Setting up the test
In order to find an answer to this question, ZinCo set up a measuring system on a test roof and over the following three years continuously recorded test values. The test facility consists of three identical solar modules installed in the same location, faced in the same direction and at the same tilt. Modules 1 and 2 are installed on a bitumen waterproofing membrane (one on a low and the other on a high mounting frame). Module 3, on the other hand, was installed on an extensive green roof and on a high mounting frame. A total of 27 sensors measure continuously, among other things, the cell temperature at the underside of each module. In parallel, a weather station measures the current air temperature, wind speed and irradiance.
On this basis, temperature differences can be ascertained during the test period, as required, in relation to individual hours, days, months or years.
The extent of the cooling effect
It was generally established that the temperature of Module 3, installed on the green roof, remained closest to the air temperature, while the Modules on the bitumen membrane were considerably warmer. In order to express in figures the extent of the cooling effect due to the green roof, the measured values from the year 2010 were analysed. The result is a difference of, on average, 8 K between the temperature of Module 3 and that of Modules 1 and 2.
That means, therefore: With a temperature coefficient of 0.5 %/K, the solar module on the green roof generates a higher output of 0.5 %/K x 8 K = 4 % compared with a solar module on a bitumen roof.
Green certainly pays!
Depending on the size of the solar facility, this increase of 4% in output can be significant in financial terms.
If you consider a solar facility the same size as the one on the InCenter building in Landsberg/Lech, the calculation looks like this: If there was no green roof, the actual 800,000 kWh of electricity per year would not be generated but about 4% less, equivalent to 32,000 kWh. In line with the power purchase tariff for the year 2008, this would amount to a loss of 32,000 kWh x 0.4398 Euro/kWh = 14,073.60 Euro to the investor each year.
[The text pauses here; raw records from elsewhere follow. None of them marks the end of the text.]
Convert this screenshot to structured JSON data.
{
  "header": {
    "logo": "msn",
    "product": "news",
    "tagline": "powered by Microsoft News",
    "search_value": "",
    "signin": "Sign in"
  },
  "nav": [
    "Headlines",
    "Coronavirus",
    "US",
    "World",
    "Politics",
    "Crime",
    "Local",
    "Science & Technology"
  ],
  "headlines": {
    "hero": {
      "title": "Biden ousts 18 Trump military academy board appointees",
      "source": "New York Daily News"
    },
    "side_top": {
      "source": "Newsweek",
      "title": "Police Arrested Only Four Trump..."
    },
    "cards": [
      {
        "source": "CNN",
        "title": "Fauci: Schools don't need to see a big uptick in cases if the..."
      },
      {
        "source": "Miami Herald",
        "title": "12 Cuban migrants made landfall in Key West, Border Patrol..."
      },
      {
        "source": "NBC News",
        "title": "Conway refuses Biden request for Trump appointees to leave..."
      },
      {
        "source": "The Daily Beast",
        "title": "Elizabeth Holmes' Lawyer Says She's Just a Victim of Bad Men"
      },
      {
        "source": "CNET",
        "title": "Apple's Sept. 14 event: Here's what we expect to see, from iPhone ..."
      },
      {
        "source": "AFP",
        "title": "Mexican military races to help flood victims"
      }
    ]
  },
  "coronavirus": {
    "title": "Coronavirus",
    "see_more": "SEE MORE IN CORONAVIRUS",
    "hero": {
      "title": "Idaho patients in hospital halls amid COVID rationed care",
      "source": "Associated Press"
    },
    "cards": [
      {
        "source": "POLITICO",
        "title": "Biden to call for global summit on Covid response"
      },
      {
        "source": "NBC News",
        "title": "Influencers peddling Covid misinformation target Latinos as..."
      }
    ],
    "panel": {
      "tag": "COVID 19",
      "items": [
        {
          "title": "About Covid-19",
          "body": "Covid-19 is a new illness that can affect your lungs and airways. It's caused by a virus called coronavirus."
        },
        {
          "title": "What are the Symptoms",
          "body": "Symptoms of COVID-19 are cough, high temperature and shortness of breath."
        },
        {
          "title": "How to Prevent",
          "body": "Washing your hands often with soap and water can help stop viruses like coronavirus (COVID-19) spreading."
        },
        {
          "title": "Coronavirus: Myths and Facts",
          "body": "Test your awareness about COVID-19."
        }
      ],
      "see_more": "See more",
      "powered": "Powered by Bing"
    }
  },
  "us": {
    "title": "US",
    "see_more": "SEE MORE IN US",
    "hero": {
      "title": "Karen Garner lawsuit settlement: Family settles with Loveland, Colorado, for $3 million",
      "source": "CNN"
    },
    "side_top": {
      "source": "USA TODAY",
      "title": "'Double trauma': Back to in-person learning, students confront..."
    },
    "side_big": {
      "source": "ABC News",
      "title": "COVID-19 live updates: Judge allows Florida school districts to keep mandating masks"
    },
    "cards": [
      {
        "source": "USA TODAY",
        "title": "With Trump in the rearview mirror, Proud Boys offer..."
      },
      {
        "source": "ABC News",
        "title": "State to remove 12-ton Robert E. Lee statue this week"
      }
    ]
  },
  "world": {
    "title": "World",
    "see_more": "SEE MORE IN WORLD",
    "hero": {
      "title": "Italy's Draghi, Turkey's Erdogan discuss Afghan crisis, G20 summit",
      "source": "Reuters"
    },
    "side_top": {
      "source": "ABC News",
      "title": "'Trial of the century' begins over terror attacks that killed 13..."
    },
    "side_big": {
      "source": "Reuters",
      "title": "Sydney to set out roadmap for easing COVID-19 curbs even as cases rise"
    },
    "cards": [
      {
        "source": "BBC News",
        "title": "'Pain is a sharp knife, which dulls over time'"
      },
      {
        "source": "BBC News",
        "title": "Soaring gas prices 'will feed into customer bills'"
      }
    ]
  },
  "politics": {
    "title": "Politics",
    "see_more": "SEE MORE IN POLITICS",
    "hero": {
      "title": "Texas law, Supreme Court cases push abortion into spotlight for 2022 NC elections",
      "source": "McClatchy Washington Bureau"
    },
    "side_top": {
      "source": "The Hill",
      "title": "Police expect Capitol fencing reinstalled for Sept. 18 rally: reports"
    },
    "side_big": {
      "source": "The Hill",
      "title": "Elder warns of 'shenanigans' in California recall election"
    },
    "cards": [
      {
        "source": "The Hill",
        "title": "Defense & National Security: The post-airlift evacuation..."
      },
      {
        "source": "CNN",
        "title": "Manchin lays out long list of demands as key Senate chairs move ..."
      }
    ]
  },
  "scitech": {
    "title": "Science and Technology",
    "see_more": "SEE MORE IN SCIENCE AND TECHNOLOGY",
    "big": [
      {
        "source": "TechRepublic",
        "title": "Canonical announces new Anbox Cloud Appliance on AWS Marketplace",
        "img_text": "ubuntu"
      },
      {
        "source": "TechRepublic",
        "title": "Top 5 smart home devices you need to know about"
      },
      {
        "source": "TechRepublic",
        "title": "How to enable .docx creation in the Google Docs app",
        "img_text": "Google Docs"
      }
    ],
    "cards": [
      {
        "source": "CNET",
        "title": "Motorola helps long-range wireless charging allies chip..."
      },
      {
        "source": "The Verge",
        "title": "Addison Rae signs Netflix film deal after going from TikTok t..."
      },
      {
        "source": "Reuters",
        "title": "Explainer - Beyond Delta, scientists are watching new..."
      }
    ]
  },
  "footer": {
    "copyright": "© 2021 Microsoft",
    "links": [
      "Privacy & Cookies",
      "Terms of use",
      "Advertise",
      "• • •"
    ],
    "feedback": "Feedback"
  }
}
With a facility generating about 14,000 kWh, e.g. at Fair Energie GmbH, also from the year 2008, there is an increase in earnings of 560 kWh x 0.4675 Euro/kWh = 261.80 Euro each year as a result of the green roof.
Thanks to the ZinCo tests, it is now possible to quantify the extent of the cooling effect of a green roof on the above-mentioned approximate 8 K as an annual average and to put a figure of about 4 % on the resulting increase in output of a solar facility. These figures are proof: Green certainly pays!